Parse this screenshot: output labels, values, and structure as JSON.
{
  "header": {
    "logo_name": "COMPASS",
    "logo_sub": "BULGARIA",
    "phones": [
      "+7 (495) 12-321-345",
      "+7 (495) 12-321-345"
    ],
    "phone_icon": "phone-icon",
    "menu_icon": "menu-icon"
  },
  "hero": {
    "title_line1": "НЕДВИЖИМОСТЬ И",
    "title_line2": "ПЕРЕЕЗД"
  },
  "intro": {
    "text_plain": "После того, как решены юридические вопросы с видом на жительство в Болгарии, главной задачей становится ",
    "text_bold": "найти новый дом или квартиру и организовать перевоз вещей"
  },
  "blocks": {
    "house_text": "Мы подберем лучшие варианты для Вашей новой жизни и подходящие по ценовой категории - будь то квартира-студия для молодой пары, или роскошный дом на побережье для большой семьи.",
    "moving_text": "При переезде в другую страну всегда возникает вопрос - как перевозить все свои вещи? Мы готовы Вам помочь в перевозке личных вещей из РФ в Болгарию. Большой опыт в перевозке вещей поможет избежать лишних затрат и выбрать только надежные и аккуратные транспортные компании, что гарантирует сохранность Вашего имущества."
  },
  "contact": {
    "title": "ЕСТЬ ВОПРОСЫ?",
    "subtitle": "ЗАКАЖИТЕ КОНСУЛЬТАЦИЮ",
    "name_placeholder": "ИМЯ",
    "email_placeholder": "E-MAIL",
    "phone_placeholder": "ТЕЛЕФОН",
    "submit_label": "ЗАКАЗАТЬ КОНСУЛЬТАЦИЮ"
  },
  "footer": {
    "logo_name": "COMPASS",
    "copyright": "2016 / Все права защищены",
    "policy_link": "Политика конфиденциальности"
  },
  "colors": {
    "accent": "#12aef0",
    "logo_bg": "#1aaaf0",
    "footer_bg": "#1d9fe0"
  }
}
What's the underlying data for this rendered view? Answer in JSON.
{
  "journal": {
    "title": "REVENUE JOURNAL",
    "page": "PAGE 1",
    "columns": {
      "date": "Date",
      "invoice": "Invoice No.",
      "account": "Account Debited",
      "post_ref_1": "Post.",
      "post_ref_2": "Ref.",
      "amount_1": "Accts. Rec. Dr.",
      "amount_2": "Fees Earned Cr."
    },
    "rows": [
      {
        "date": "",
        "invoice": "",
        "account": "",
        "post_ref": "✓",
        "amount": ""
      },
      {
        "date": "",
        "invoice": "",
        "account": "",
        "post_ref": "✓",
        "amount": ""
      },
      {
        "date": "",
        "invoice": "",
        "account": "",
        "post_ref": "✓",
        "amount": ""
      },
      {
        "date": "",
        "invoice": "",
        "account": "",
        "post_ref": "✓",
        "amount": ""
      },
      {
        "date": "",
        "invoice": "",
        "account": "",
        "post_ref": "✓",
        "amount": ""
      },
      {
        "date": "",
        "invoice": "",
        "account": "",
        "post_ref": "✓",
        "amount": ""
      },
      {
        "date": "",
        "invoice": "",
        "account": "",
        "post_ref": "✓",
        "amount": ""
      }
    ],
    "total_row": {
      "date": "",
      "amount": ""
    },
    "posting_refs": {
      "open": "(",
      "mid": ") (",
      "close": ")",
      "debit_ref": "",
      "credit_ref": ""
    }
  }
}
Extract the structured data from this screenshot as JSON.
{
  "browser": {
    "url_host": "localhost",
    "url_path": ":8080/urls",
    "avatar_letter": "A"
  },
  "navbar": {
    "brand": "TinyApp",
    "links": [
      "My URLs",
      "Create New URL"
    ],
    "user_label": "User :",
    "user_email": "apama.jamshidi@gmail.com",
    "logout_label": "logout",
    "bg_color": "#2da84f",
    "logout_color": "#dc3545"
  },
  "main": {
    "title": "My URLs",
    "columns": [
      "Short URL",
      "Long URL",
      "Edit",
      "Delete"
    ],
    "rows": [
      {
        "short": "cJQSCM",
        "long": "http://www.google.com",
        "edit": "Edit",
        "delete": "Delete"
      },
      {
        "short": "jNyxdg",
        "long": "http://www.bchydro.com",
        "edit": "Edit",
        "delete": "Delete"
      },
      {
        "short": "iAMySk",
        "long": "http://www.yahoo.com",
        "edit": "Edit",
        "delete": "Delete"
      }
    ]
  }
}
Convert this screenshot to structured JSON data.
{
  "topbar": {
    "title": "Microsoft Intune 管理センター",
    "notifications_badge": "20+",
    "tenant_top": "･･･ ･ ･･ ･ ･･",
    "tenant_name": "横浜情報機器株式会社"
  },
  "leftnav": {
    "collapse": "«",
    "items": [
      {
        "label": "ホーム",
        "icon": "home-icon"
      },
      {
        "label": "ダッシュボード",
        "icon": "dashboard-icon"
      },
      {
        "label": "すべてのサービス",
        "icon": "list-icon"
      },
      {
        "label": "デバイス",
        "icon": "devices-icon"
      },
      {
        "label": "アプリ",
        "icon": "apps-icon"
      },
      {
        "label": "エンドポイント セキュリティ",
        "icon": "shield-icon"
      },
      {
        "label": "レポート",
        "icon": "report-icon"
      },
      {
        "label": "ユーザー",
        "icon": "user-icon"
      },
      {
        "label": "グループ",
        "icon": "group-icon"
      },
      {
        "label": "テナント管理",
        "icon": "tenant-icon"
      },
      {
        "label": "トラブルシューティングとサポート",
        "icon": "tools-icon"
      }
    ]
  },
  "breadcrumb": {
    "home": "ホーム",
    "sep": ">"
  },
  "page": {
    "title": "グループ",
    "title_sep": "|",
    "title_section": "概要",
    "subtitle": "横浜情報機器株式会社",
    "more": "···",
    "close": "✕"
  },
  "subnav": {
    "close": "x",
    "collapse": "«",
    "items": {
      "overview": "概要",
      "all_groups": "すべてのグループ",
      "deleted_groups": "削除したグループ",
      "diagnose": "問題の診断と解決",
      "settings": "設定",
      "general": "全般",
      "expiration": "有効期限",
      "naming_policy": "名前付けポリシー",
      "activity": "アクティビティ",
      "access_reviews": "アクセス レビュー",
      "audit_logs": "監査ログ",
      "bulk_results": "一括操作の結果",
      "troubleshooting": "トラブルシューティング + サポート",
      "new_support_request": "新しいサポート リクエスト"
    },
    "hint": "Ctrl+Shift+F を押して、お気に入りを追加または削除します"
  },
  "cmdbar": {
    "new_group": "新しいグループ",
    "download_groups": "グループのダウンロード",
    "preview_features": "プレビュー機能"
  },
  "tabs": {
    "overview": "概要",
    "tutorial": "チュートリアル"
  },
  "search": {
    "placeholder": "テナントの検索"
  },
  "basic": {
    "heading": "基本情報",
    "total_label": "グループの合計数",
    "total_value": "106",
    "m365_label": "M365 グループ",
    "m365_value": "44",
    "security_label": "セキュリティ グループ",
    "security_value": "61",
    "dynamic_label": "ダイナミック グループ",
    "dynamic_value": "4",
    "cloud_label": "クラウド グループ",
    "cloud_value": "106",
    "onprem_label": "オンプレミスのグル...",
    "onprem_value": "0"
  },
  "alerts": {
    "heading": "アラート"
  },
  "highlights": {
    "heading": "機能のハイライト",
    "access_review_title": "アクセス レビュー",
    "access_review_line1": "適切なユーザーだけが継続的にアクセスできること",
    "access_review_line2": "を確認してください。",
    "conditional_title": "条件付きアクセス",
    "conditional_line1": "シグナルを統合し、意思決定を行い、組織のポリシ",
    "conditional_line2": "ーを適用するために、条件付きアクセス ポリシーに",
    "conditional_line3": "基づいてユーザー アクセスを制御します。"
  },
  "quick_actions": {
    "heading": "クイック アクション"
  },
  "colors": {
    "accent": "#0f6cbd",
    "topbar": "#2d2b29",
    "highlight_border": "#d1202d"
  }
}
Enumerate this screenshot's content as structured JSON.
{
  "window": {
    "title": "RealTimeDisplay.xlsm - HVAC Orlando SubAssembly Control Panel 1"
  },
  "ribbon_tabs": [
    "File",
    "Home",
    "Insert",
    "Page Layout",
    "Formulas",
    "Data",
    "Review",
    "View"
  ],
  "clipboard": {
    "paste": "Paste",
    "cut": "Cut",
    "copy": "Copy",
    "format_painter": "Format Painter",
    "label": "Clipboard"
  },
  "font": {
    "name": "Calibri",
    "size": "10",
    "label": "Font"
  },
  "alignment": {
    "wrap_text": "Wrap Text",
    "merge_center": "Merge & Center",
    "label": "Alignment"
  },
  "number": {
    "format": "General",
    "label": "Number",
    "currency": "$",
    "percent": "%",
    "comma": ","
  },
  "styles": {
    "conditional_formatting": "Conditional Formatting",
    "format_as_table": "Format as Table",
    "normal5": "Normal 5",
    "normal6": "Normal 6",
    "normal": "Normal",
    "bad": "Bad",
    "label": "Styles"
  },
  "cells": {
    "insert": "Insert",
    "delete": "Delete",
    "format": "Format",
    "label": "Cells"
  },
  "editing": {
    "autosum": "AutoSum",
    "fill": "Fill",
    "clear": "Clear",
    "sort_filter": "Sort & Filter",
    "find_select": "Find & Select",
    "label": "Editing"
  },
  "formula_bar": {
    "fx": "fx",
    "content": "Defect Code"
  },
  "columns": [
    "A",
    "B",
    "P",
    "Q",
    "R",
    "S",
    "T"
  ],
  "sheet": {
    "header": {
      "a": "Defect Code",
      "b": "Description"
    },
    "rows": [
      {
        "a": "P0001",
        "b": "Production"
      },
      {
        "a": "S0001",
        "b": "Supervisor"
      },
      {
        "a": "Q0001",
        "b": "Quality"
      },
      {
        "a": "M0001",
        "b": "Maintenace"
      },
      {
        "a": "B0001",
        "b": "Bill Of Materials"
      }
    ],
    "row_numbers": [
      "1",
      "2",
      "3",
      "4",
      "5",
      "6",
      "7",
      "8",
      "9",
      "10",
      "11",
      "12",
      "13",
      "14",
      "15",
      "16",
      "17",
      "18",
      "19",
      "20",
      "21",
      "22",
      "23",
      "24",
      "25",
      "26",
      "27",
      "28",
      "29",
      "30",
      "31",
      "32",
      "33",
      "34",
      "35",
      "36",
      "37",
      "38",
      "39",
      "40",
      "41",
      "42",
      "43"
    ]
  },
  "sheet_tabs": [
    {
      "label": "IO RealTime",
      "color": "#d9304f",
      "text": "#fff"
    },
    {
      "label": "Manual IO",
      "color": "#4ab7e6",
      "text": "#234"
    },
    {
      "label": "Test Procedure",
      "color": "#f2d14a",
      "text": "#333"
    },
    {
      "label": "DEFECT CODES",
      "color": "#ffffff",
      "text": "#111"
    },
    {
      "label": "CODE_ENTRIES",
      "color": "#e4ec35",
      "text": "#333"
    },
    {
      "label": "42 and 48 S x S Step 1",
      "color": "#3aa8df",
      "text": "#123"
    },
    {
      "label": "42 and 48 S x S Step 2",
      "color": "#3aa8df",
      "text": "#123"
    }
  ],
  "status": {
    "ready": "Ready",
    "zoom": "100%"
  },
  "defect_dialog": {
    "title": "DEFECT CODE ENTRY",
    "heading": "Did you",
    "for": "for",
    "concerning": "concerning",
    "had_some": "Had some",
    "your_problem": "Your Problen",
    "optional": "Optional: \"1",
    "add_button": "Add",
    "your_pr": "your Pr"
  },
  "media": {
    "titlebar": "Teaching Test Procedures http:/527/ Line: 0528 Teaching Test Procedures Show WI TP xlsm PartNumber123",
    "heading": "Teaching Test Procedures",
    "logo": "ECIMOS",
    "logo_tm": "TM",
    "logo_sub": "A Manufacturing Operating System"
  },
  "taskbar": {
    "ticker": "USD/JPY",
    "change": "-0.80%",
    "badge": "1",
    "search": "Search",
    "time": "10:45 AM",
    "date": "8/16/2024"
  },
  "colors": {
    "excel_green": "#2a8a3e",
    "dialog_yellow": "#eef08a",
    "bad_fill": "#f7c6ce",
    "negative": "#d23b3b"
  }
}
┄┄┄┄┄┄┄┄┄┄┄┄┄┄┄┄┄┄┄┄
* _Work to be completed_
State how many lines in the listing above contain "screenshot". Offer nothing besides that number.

* _Exercise answer_
4